Since the Quantopian announcement Phasing Out Brokerage Integrations, have there been any developments by other parties to bring retail algorithmic trading to the masses? I've decided to look into Alpaca. Are there other good options (that are aimed at Quantopian-style algorithmic trading) that scale down to minimal starting capital?

Also, I'd be interested if any current Quantopian users still find Quantopian useful in trading their own money, and if so, how?

13 responses

What kind of program will you be adopting Grant? I find some sort of cut down version of long short using two or three fundamental factors attractive but I suppose to be practical one would have to limit the universe considerably to perhaps a few hundred shares.

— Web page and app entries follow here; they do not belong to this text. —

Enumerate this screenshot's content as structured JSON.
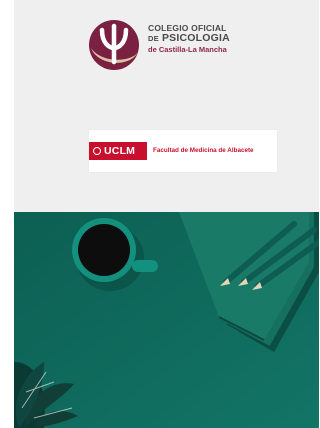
{
  "header": {
    "line1": "COLEGIO OFICIAL",
    "line2_prefix": "DE",
    "line2_main": "PSICOLOGIA",
    "line3": "de Castilla-La Mancha"
  },
  "uclm": {
    "brand": "UCLM",
    "faculty": "Facultad de Medicina de Albacete"
  },
  "colors": {
    "background": "#efefef",
    "accent_red": "#c8102e",
    "accent_purple": "#8e2a4a",
    "photo_green": "#0e6b5d"
  }
}
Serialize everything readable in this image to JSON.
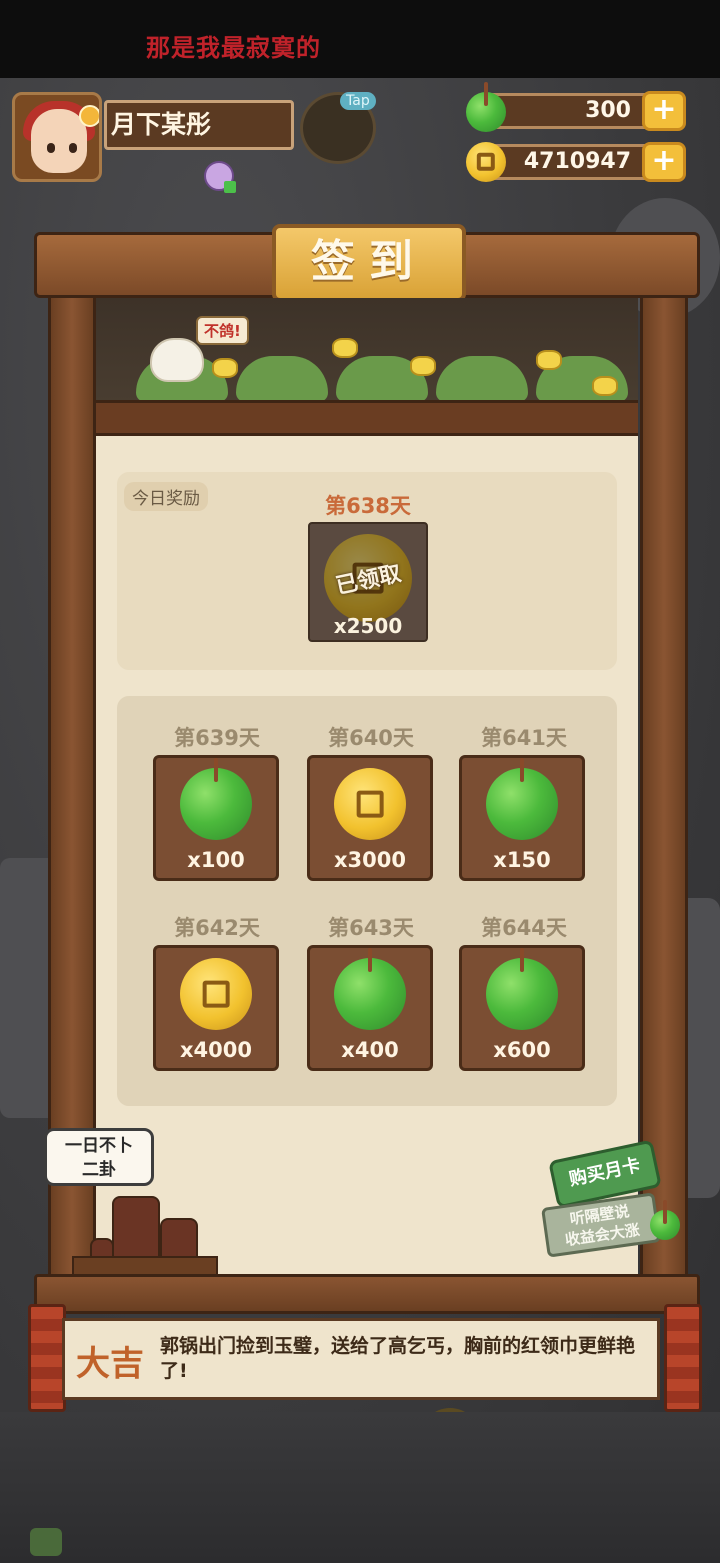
{
  "marquee_text": "那是我最寂寞的",
  "profile": {
    "nickname": "月下某彤"
  },
  "tap_label": "Tap",
  "currency": {
    "jade_amount": "300",
    "coin_amount": "4710947",
    "plus_symbol": "+"
  },
  "board": {
    "title": "签到",
    "bird_speech": "不鸽!"
  },
  "today": {
    "tag": "今日奖励",
    "day": "第638天",
    "stamp": "已领取",
    "quantity": "x2500",
    "reward_type": "coin-icon"
  },
  "upcoming": [
    {
      "day": "第639天",
      "quantity": "x100",
      "reward_type": "jade-icon"
    },
    {
      "day": "第640天",
      "quantity": "x3000",
      "reward_type": "coin-icon"
    },
    {
      "day": "第641天",
      "quantity": "x150",
      "reward_type": "jade-icon"
    },
    {
      "day": "第642天",
      "quantity": "x4000",
      "reward_type": "coin-icon"
    },
    {
      "day": "第643天",
      "quantity": "x400",
      "reward_type": "jade-icon"
    },
    {
      "day": "第644天",
      "quantity": "x600",
      "reward_type": "jade-icon"
    }
  ],
  "speech_bubble": {
    "line1": "一日不卜",
    "line2": "二卦"
  },
  "monthly_card": {
    "button_label": "购买月卡",
    "sign_line1": "听隔壁说",
    "sign_line2": "收益会大涨"
  },
  "fortune": {
    "rank": "大吉",
    "text": "郭锅出门捡到玉璧，送给了高乞丐，胸前的红领巾更鲜艳了!"
  },
  "colors": {
    "wood": "#7c4a28",
    "panel": "#efe4cc",
    "gold": "#f3bf3a",
    "jade": "#4cba3c",
    "accent_red": "#c0622a"
  }
}
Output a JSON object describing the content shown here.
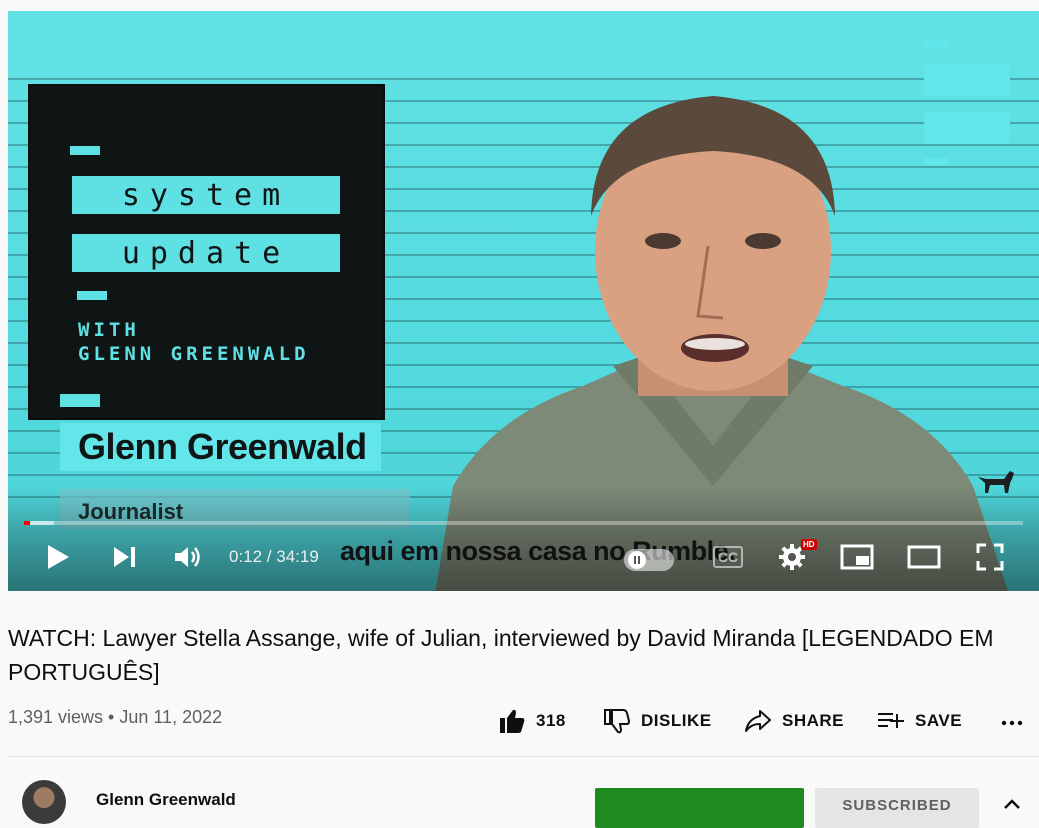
{
  "player": {
    "show_logo": {
      "word1": "system",
      "word2": "update",
      "sub": "WITH\nGLENN GREENWALD"
    },
    "lower_third": {
      "name": "Glenn Greenwald",
      "role": "Journalist"
    },
    "caption": "aqui em nossa casa no Rumble.",
    "time_display": "0:12 / 34:19",
    "progress_fraction": 0.006,
    "buffer_fraction": 0.03,
    "controls": {
      "play": "play-icon",
      "next": "next-icon",
      "volume": "volume-icon",
      "autoplay": "autoplay-toggle-icon",
      "subtitles": "CC",
      "settings": "gear-icon",
      "settings_badge": "HD",
      "miniplayer": "miniplayer-icon",
      "theater": "theater-mode-icon",
      "fullscreen": "fullscreen-icon"
    },
    "brand_colors": {
      "progress": "#ff0000",
      "background": "#54dbdf"
    }
  },
  "video": {
    "title": "WATCH: Lawyer Stella Assange, wife of Julian, interviewed by David Miranda [LEGENDADO EM PORTUGUÊS]",
    "meta": "1,391 views • Jun 11, 2022"
  },
  "actions": {
    "like_count": "318",
    "dislike": "DISLIKE",
    "share": "SHARE",
    "save": "SAVE",
    "more": "more-icon"
  },
  "channel": {
    "name": "Glenn Greenwald",
    "subscribe_label": "SUBSCRIBED"
  }
}
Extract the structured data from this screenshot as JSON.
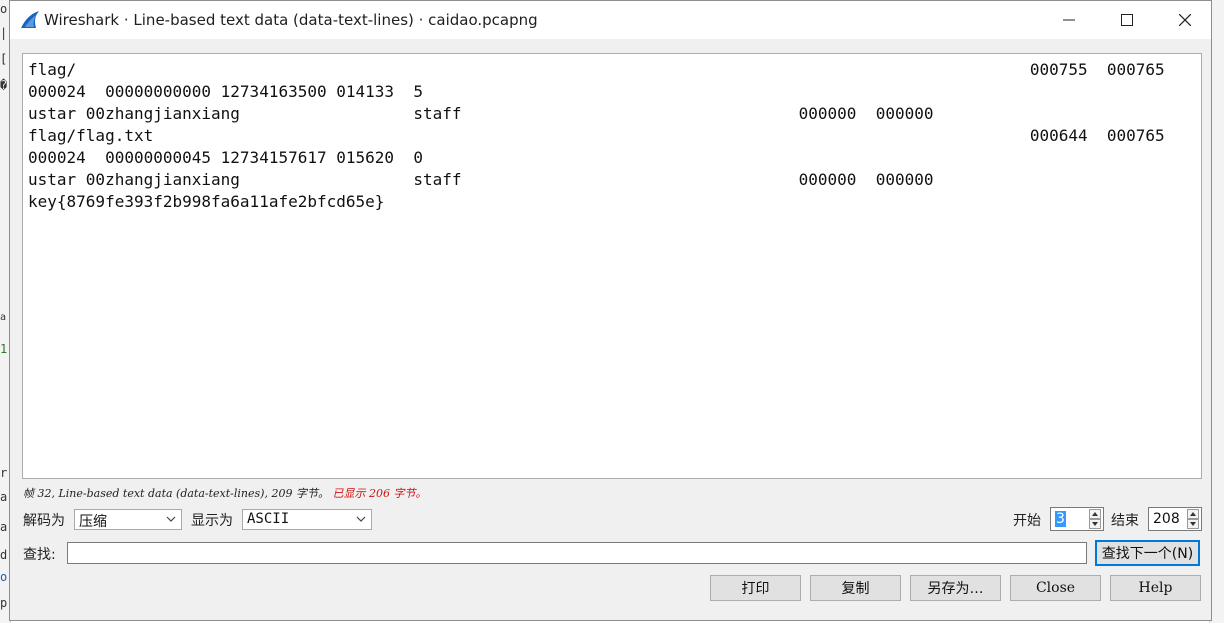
{
  "window": {
    "title": "Wireshark · Line-based text data (data-text-lines) · caidao.pcapng"
  },
  "content_lines": [
    "flag/                                                                                                   000755  000765",
    "000024  00000000000 12734163500 014133  5",
    "ustar 00zhangjianxiang                  staff                                   000000  000000",
    "flag/flag.txt                                                                                           000644  000765",
    "000024  00000000045 12734157617 015620  0",
    "ustar 00zhangjianxiang                  staff                                   000000  000000",
    "key{8769fe393f2b998fa6a11afe2bfcd65e}"
  ],
  "status": {
    "main": "帧 32, Line-based text data (data-text-lines), 209 字节。",
    "shown": "已显示 206 字节。"
  },
  "decode": {
    "label": "解码为",
    "value": "压缩"
  },
  "display": {
    "label": "显示为",
    "value": "ASCII"
  },
  "range": {
    "start_label": "开始",
    "start_value": "3",
    "end_label": "结束",
    "end_value": "208"
  },
  "find": {
    "label": "查找:",
    "value": "",
    "next_label": "查找下一个(N)"
  },
  "buttons": {
    "print": "打印",
    "copy": "复制",
    "save_as": "另存为…",
    "close": "Close",
    "help": "Help"
  }
}
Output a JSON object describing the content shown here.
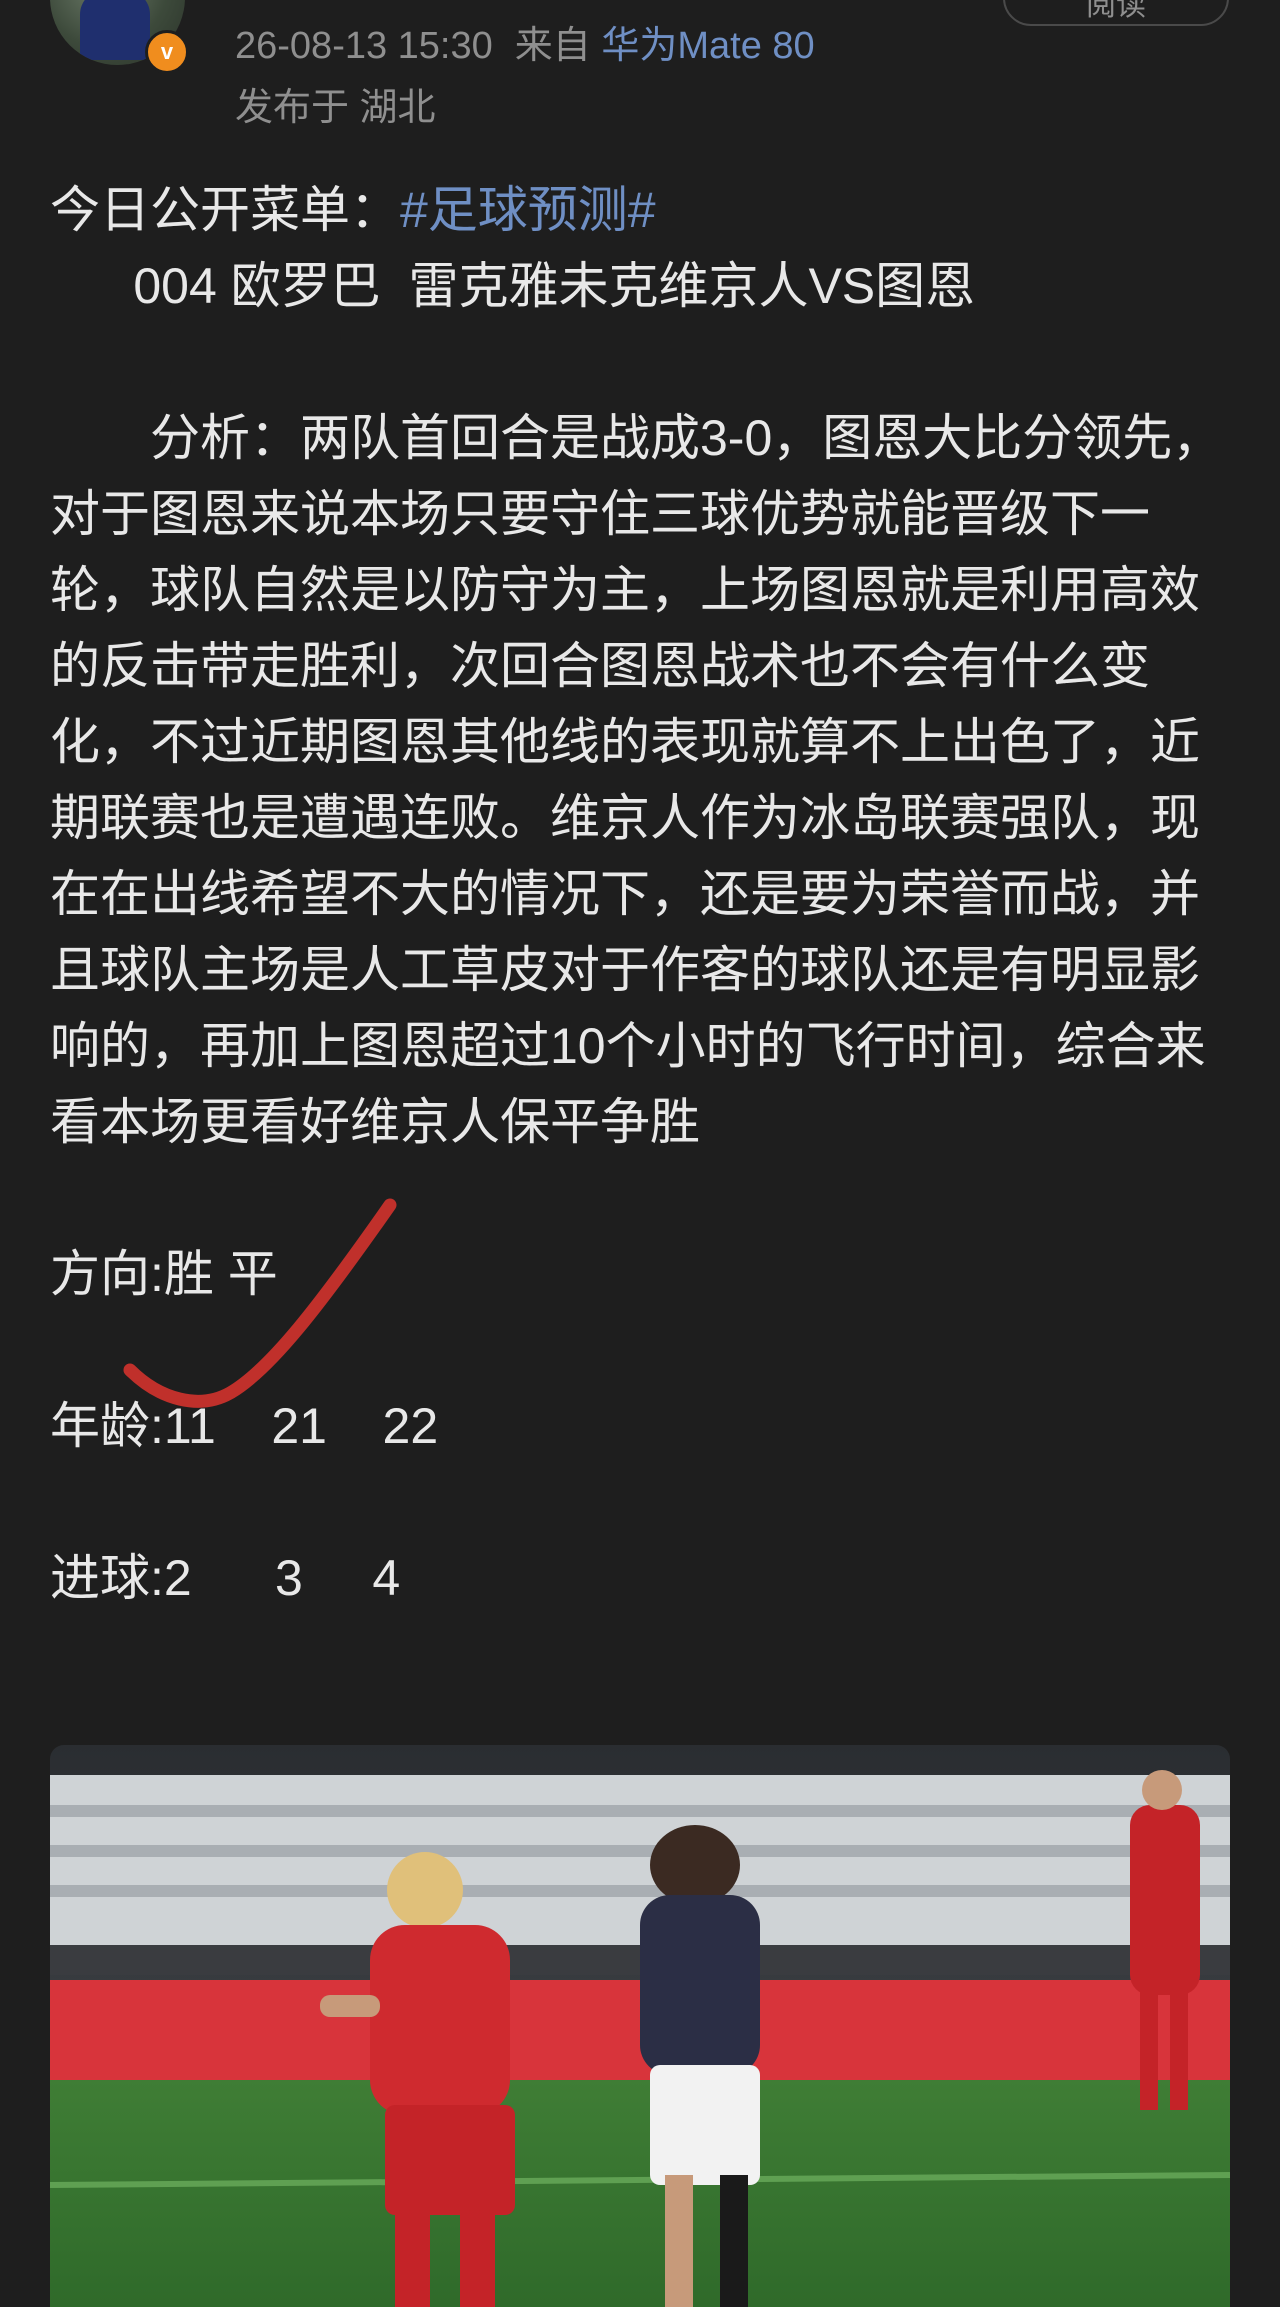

Would you be seeking to clone Quantopians optimisation routine? Or would you be going for something more modest?

Also for my money I would want something running on a third party server, preferably the brokers but I don't think IB offer anything like this. I must say Q did become a lot less fun after it cut out the possibility for personal trading.

Also a lot of interesting, amusing odd ball characters bailed out.

It has all become rather sterile. But maybe that's good for Q's business?

@ Zenothestoic -

Just trying to understand the options at this point.

QuantConnect has a nice platform. But their backtest is really really slow. I heard from their CEO that they are working on fixing that. They don't have an optimizer. They do have forex, and futures too.

Ah good point. Now all I need is a copy of the algo on that other thread which is up for sale and will buy me the universe in the next few years.

@Grant,

I am right now in the same boat. The route I am taking is renting a server on the cloud, purchasing data from www.intrinio.com and building my own infrastructure to integrate with brokers.

I must add that I found this to be the best option because it is not tied to a platform and the alpha is completely in your control.

Data Kris
Are you offering this as a service to others or is it just for your own trading?

Cynically speaking I wonder whether you would end up making more by offering a paid service for others than running your own algos?

@Satya, can you give me an idea as to prices of these datafeed? Say, just US stock prices and fundamentals only, how much will it cost you?

@James - https://intrinio.com/financial-data/us-fundamentals-financials-metrics-ratios-stock-prices (around 44$per month) @Zeno - I have been approached by someone for a 6-month evaluation (out of sample). I need to build this infra. Not trading my own capital. I do trade small amounts but on zerodha (Indian stocks). @Satya, thanks! Good luck building your infra. Perhaps not what you are looking for, but nevertheless quite interesting is the crowd-sourced Apiary Fund. Their business model is somewhat different to Q's. It is, shall-we-say, "less intellectual" and focuses on very practical hands-on trading skills, specifically with FX, but nevertheless the practical insights that one can gain there may also be extrapolated to other (leveraged) markets. They have a well-structured step-by-step training program that starts off very easily with extremely basic trading skills and then progresses steadily from there. The participant can either pay for training OR do it for free, and there is absolutely NO necessity to pay for training. If you look around on the internet, you may see one or two comments to the effect that "Apiary is a scam". AS far as i can see those are NOT valid comments and have no more basis than the sort of "Q is a scam" comments made by the inevitable stupid & discontent people. I started participating in the program myself about a year ago, have been very pleased with it, have seen no evidence of "scam", and there is no cost except for a monthly live FX data feed fee. At the end of the program they have something more-or-less equivalent to Q's "allocations" in which, if you can actually trade well enough on a practice account, they will then put up the money (up to max$ 250k), you the trader get to trade with it and to keep most of the profits. (I am still not quite there yet .... still improving my live trading skills). Traders can either choose to trade manually watching the screen, or alternatively write & use their own algos, which in their context they call "Expert Advisors". These, if you want to use a mechanical / algorithmic approach, you must write for yourself. The language for that is predominantly C# with the addition of some specific trading function syntax as per the MT4 language. Although in many ways quite different compared to Q, personally i think they actually complement each other nicely, especially if you like real-time live trading and want to develop that as an additional skill set.

We are moving to QuantRocket, which only is interfaced with Interactive Brokers API. You can use data from IB or other sources (Quandl). They have their own proprietary backtesting metholodogy called Moonshot but also support Zipline, although Zipline Live Trading is only planned for Q2. QuantRocket you can also setup locally on your own hardware which might be good for IP reasons.

I have been using Alpaca. I had trouble installing pylivetrader (their implementation of zipline) due to some weird dependency issues. So I've just been using their REST interface. It's easy enough.

My experiences so far have lead me to the conclusion that Quantopian is quite poor at accurately modeling fills when dealing with retail-levels of capital. That's something to keep in mind.

Alpaca does not currently support shorting stocks, but they are working on introducing it.